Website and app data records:
===============
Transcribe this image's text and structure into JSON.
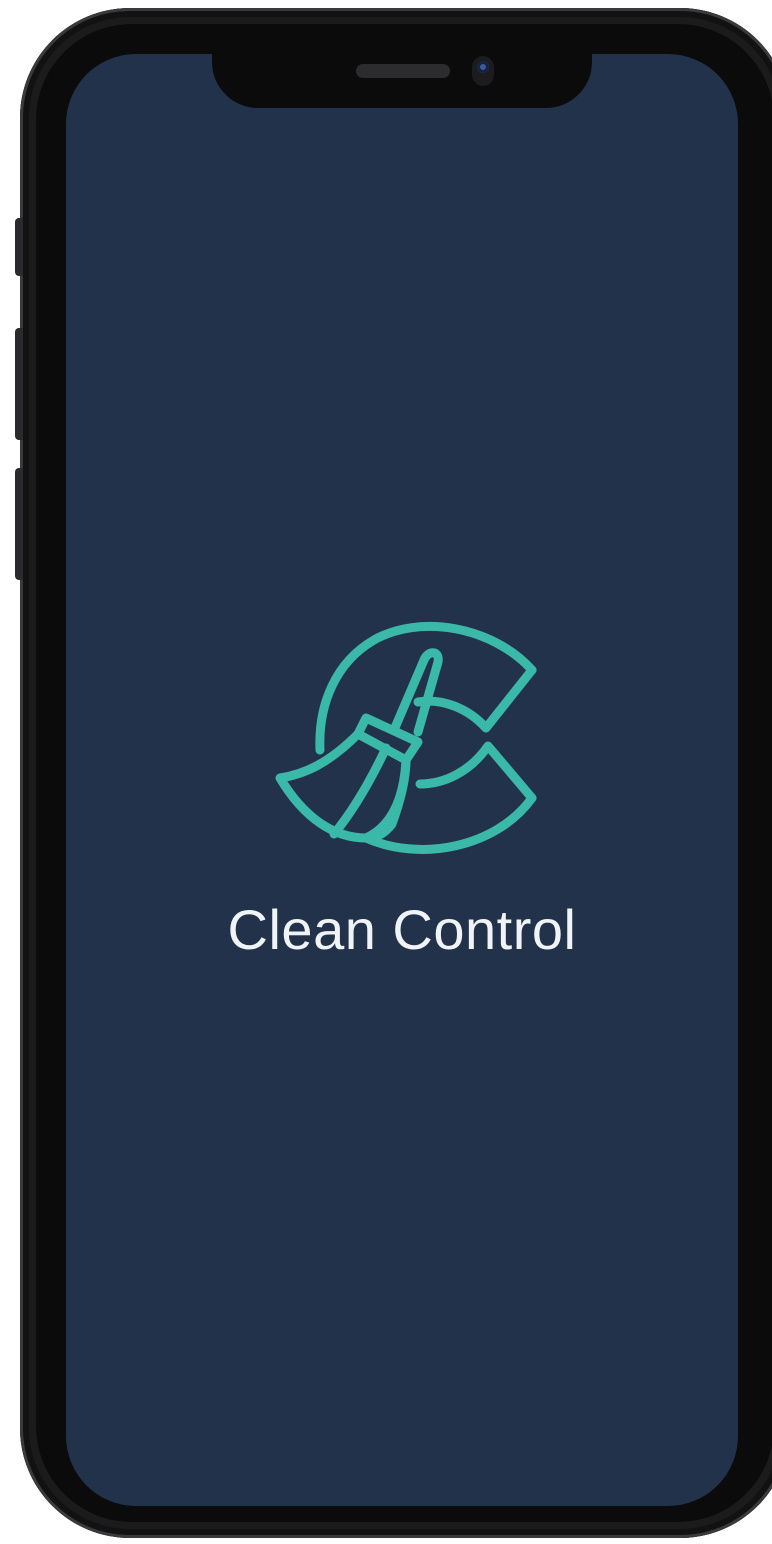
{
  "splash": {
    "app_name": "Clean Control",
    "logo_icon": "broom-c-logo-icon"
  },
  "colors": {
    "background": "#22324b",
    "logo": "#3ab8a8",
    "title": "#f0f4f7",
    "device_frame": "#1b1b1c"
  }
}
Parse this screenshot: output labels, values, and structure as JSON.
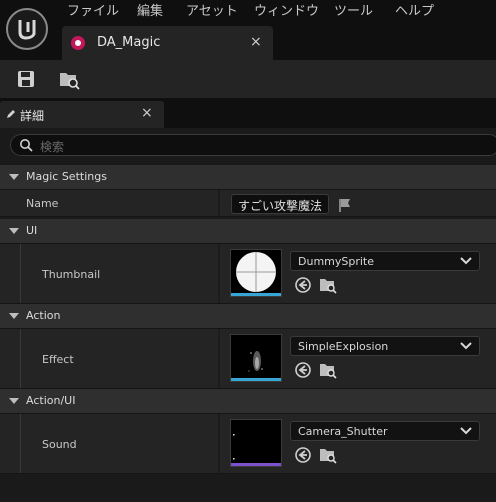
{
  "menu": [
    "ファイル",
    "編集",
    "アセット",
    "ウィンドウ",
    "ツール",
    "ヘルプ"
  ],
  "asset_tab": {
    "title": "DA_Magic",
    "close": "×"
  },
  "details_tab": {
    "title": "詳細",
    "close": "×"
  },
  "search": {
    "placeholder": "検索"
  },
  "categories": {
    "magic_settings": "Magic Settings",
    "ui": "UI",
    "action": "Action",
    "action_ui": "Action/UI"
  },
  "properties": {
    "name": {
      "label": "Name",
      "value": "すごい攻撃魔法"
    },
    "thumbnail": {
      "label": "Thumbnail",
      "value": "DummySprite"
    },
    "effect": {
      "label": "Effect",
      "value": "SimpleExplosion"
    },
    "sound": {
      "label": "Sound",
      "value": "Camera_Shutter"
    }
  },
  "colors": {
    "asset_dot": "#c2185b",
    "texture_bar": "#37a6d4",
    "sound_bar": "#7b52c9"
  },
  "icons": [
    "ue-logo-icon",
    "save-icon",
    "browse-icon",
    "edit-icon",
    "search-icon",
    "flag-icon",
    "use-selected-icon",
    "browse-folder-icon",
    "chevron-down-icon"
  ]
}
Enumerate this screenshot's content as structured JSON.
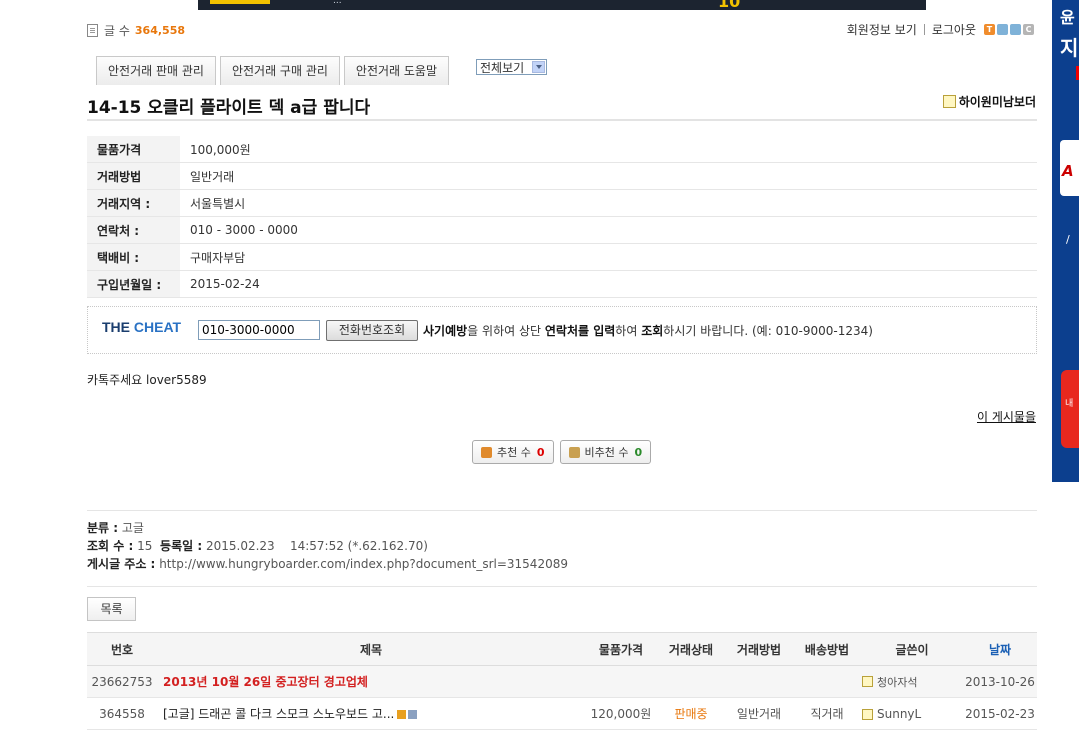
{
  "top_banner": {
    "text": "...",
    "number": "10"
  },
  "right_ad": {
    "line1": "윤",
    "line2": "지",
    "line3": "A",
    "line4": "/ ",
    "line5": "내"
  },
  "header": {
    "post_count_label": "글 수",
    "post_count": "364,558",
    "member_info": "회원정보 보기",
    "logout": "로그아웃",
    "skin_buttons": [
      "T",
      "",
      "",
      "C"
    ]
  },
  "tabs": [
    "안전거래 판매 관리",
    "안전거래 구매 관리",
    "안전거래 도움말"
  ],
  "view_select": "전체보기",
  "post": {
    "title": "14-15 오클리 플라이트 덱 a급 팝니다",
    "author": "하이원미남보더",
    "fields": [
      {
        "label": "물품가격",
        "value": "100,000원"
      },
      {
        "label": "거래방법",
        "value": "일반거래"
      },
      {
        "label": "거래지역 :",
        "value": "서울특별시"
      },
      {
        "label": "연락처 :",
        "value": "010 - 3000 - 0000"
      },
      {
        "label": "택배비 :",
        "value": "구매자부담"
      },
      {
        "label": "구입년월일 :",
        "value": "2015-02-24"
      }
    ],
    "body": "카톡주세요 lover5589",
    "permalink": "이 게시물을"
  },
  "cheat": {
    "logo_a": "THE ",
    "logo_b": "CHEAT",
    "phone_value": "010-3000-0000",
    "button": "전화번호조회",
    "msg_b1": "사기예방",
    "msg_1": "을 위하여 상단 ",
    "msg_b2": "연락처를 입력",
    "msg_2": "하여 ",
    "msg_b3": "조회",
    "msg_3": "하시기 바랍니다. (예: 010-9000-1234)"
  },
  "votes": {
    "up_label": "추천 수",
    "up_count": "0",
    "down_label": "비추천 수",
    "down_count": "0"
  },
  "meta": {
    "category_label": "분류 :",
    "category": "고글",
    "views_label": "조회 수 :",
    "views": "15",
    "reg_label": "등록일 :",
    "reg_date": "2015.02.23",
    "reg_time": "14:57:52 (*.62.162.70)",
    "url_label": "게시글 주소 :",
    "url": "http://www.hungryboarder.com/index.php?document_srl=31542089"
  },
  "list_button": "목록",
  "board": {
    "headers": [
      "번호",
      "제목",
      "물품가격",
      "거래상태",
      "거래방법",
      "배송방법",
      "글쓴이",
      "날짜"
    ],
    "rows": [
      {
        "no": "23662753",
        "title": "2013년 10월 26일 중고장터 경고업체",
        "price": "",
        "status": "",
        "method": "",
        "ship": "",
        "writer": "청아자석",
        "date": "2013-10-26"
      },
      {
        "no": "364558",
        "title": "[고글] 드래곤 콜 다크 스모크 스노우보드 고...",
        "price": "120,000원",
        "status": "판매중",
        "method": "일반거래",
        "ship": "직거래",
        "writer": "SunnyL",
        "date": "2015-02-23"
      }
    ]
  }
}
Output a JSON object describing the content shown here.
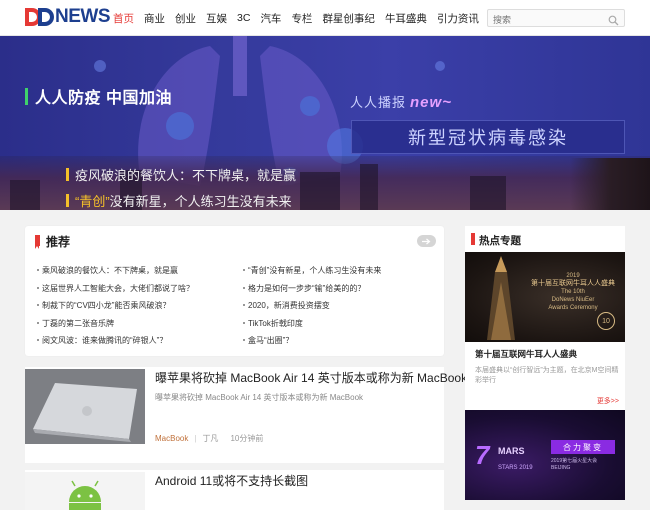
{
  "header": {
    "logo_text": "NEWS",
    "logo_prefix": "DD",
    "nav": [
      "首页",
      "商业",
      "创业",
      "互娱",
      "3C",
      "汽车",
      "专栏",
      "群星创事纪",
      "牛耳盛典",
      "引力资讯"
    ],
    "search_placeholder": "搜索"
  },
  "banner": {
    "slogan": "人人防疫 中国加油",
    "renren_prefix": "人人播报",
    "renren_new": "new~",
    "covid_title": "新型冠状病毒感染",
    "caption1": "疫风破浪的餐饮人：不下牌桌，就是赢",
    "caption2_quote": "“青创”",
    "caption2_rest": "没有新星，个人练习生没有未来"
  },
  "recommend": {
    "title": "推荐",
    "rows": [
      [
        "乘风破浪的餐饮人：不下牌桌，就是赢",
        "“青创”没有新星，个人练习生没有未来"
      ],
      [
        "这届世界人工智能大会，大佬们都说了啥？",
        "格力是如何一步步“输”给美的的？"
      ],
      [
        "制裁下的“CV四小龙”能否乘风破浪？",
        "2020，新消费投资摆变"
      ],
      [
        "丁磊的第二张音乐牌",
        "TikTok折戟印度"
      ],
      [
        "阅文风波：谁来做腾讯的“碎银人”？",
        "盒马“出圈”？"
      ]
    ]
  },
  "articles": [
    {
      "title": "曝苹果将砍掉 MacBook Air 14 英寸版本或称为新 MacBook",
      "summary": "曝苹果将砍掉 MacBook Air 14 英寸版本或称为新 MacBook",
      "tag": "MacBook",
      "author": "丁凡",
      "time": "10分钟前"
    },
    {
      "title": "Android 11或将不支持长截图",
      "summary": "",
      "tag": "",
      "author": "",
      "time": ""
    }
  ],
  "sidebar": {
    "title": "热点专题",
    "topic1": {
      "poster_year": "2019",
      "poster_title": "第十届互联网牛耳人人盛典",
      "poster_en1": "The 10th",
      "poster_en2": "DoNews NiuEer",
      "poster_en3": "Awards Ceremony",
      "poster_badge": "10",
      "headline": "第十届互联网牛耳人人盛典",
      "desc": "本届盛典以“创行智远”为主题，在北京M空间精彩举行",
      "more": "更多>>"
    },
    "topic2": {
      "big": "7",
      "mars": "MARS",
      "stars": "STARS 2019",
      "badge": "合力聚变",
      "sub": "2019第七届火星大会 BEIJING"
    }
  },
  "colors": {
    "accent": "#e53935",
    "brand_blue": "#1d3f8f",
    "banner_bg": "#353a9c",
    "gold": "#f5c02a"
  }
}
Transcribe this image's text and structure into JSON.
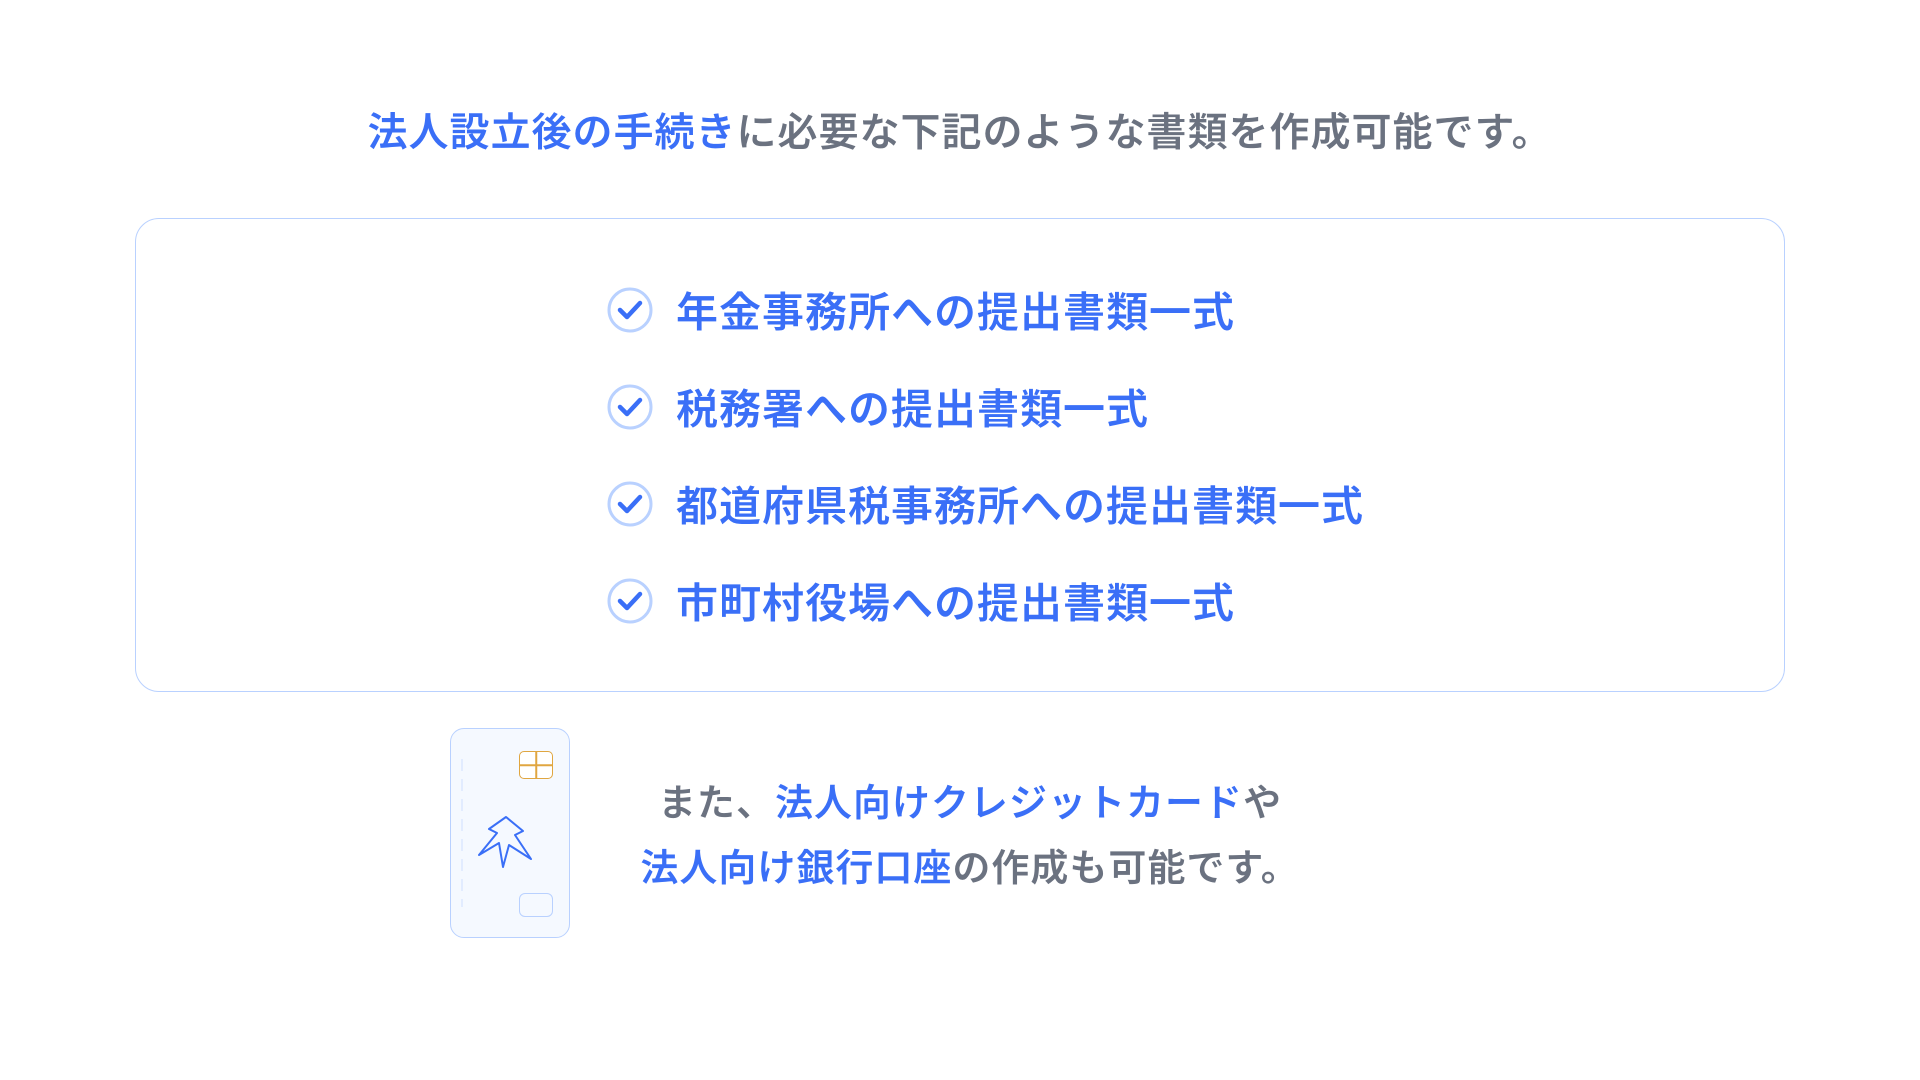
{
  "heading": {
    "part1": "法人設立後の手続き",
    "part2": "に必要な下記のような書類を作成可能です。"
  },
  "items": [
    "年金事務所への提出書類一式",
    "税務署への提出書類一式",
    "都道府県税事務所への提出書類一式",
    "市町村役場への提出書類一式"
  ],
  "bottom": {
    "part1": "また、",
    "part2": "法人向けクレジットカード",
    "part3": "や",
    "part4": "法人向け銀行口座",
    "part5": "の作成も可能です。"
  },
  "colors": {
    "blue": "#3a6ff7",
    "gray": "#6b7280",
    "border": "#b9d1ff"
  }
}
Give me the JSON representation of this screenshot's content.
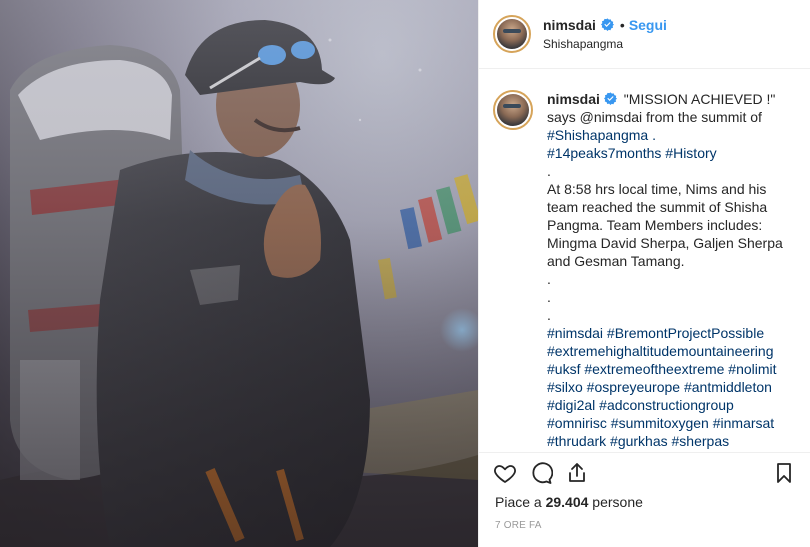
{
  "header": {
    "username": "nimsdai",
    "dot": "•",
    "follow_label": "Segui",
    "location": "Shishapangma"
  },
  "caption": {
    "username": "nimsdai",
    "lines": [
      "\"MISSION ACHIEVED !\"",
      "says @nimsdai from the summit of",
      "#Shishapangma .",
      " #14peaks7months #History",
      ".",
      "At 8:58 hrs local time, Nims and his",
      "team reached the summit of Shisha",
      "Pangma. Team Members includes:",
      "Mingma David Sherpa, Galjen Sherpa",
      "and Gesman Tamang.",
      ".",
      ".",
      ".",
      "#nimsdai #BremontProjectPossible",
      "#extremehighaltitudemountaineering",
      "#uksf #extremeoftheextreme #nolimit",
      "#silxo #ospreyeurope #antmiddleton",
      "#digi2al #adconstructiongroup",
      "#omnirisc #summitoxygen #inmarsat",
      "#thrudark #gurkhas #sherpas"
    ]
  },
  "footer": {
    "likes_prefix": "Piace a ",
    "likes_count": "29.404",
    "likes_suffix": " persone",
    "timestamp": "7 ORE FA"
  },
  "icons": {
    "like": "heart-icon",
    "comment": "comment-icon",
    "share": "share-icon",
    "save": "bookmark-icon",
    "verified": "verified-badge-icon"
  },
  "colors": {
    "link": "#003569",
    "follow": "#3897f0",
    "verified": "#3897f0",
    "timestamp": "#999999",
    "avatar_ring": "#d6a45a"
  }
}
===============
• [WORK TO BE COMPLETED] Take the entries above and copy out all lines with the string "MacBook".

• [RESULT OF THIS EXERCISE]
      "title": "曝苹果将砍掉 MacBook Air 14 英寸版本或称为新 MacBook",
      "summary": "曝苹果将砍掉 MacBook Air 14 英寸版本或称为新 MacBook",
      "tag": "MacBook",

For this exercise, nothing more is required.